A post office was first established here in June 1824 with the name of Point Labadie, named for its location on a high point and its nearness to Labadie Creek. In January 1838, the name was changed to Port William, for William T. North, the postmaster. In 1845, Daniel Gray of New York built a hotel here, and a railroad siding was built in 1853.
When a town was platted in 1858, on land donated by E.P. Gray and other area settlers, the post office name was changed to Gray’s Summit. The name honored Daniel Gray, and the term “summit” was added because of its location on the highest place on the Missouri Pacific Railroad between St. Louis and Jefferson City. During the Civil War, the town was the site of a camp called Camp Franklin that was sometimes referred to as Gray’s Camp.
In 1892, the name was shortened to Gray Summit, and the same year, the Missouri Pacific Railroad was acquired by the Union Pacific Railroad Company.
In 1929, a railroad tunnel was dug when the railroad added a second parallel track on their busy St. Louis to Kansas City mainline. This project eliminated the original route that crested the watershed boundary between the Meramec and Missouri Rivers.
Through the years, Gray Summit continued to grow, especially when Route 66 barreled through. In 1926, both the newly created US Highway 66 and Highway 50 were both aligned through the community. In the early 1950s, Route 66 was too congested, and it was realigned to the south, bypassing the main portion of the town.
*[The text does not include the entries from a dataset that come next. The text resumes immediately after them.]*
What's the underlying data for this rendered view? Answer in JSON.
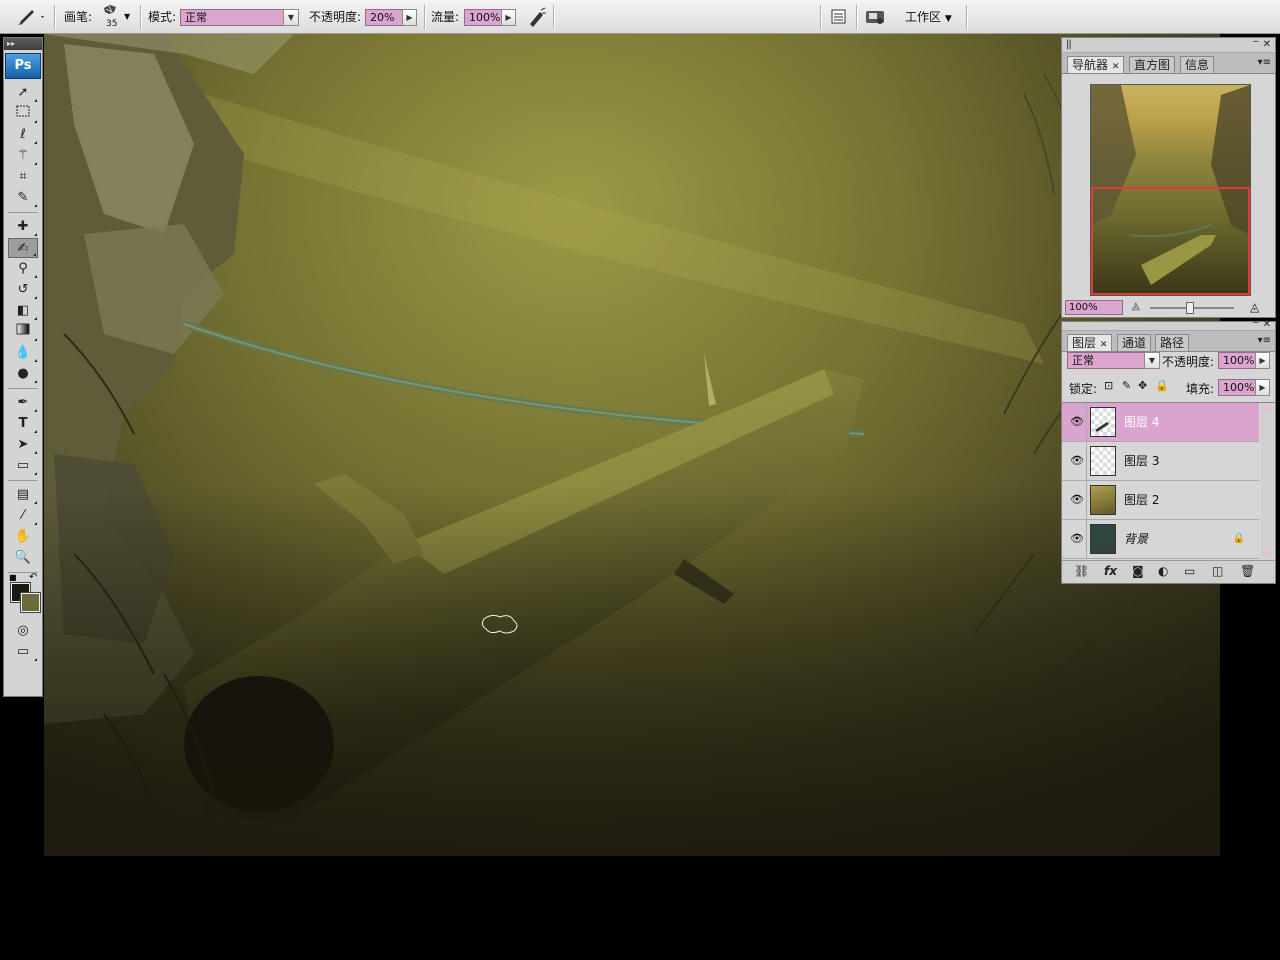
{
  "options_bar": {
    "brush_label": "画笔:",
    "brush_size": "35",
    "mode_label": "模式:",
    "mode_value": "正常",
    "opacity_label": "不透明度:",
    "opacity_value": "20%",
    "flow_label": "流量:",
    "flow_value": "100%",
    "workspace_label": "工作区"
  },
  "toolbox": {
    "logo": "Ps",
    "tools": [
      "move",
      "marquee",
      "lasso",
      "magic-wand",
      "crop",
      "slice",
      "healing",
      "brush",
      "clone-stamp",
      "history-brush",
      "eraser",
      "gradient",
      "blur",
      "dodge",
      "pen",
      "type",
      "path-selection",
      "shape",
      "notes",
      "eyedropper",
      "hand",
      "zoom"
    ],
    "active_tool": "brush",
    "foreground_color": "#1a1a14",
    "background_color": "#6a6a3a"
  },
  "navigator_panel": {
    "tabs": [
      {
        "label": "导航器",
        "active": true
      },
      {
        "label": "直方图",
        "active": false
      },
      {
        "label": "信息",
        "active": false
      }
    ],
    "zoom_value": "100%"
  },
  "layers_panel": {
    "tabs": [
      {
        "label": "图层",
        "active": true
      },
      {
        "label": "通道",
        "active": false
      },
      {
        "label": "路径",
        "active": false
      }
    ],
    "blend_mode": "正常",
    "opacity_label": "不透明度:",
    "opacity_value": "100%",
    "lock_label": "锁定:",
    "fill_label": "填充:",
    "fill_value": "100%",
    "layers": [
      {
        "name": "图层 4",
        "selected": true,
        "visible": true
      },
      {
        "name": "图层 3",
        "selected": false,
        "visible": true
      },
      {
        "name": "图层 2",
        "selected": false,
        "visible": true
      },
      {
        "name": "背景",
        "selected": false,
        "visible": true,
        "locked": true
      }
    ]
  },
  "colors": {
    "selection_pink": "#dba5cf",
    "navigator_frame": "#e23a3a"
  }
}
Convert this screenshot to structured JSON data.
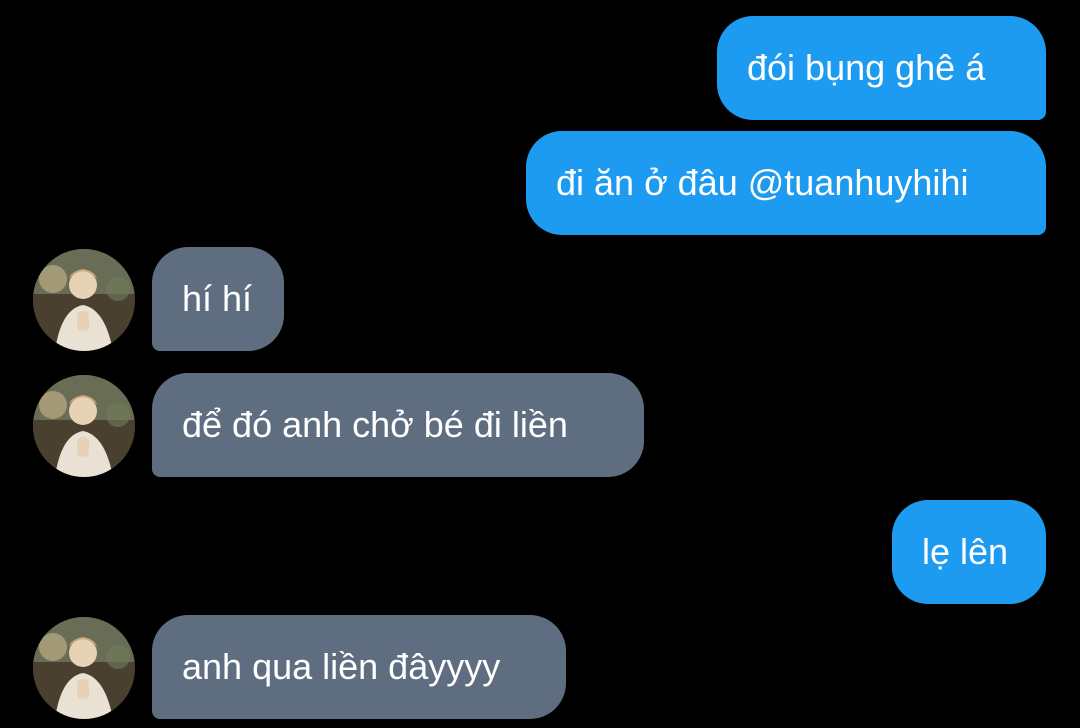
{
  "colors": {
    "background": "#000000",
    "sent_bubble": "#1d9bf0",
    "received_bubble": "#5e6e80",
    "text": "#ffffff"
  },
  "messages": [
    {
      "direction": "sent",
      "text": "đói bụng ghê á"
    },
    {
      "direction": "sent",
      "text": "đi ăn ở đâu @tuanhuyhihi"
    },
    {
      "direction": "received",
      "text": "hí hí"
    },
    {
      "direction": "received",
      "text": "để đó anh chở bé đi liền"
    },
    {
      "direction": "sent",
      "text": "lẹ lên"
    },
    {
      "direction": "received",
      "text": "anh qua liền đâyyyy"
    }
  ]
}
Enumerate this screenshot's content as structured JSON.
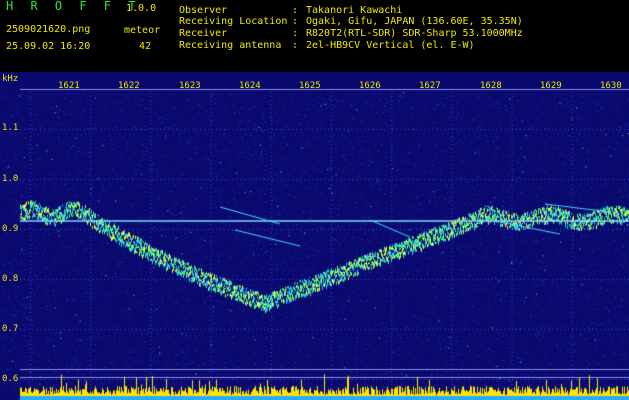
{
  "app": {
    "brand": "H R O F F T",
    "version": "1.0.0"
  },
  "file": {
    "name": "2509021620.png",
    "datetime": "25.09.02 16:20"
  },
  "meteor": {
    "label": "meteor",
    "count": "42"
  },
  "info": [
    {
      "label": "Observer",
      "value": "Takanori Kawachi"
    },
    {
      "label": "Receiving Location",
      "value": "Ogaki, Gifu, JAPAN (136.60E, 35.35N)"
    },
    {
      "label": "Receiver",
      "value": "R820T2(RTL-SDR) SDR-Sharp 53.1000MHz"
    },
    {
      "label": "Receiving antenna",
      "value": "2el-HB9CV Vertical (el. E-W)"
    }
  ],
  "waterfall": {
    "y_unit": "kHz",
    "y_ticks": [
      "1.1",
      "1.0",
      "0.9",
      "0.8",
      "0.7",
      "0.6"
    ],
    "x_ticks": [
      "1621",
      "1622",
      "1623",
      "1624",
      "1625",
      "1626",
      "1627",
      "1628",
      "1629",
      "1630"
    ],
    "colors": {
      "background": "#0a0a6e",
      "grid": "#3a3ad0",
      "carrier": "#7fd8ff",
      "trace": "#3fff7f",
      "level": "#ffe600",
      "level_base": "#28aaff"
    }
  }
}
One of the best stops in Gray Summit today is Parina Farms that allows visitors to pet and feed farm animals and provides demonstrations on sheep-shearing, cow milking, and caring for household pets. Another is the Shaw Nature Reserve which spans 2,400 acres of natural Ozark lands and 1.5 miles of Meramec River frontage. It dates back to 1925 and was named after Henry Shaw, the founder of the Missouri Botanical Gardens.
At 3218 W/ Osage Street. On the south side of the road are the remains of the old Trail’s End Motel. The long narrow building is in ruins today, and its front yard is filled with junk cars. However, a large sign still calls attention to the site, spelling out “MOTEL.”
Route 66 continues just a few more miles to the southwest before entering Village Ridge. Along the way, visitors will pass by a large sign that once advertised both the Gardenway Motel and the Diamonds Restaurant. In 2013, the Diamonds part of the sign was removed, but the rest still stands in a commuter parking lot today.
A bit further down the road is the once-popular Gardenway Motel, named for the Henry Shaw Garden Way Road when this old pathway once sported numerous native trees, shrubs, and plants. The first units of the Gardenway Motel were established in 1945 by Louis Eckelkamp, a short distance from his family’s home. Over the years, the motel grew to 41 rooms, all with tile baths. After Route 66 was abandoned to I-44, Eckelkamp added the long GARDENWAY sign on the roof to notify travelers on the interstate of his location. Unfortunately, the Gardenway closed in 2014 and now sits abandoned.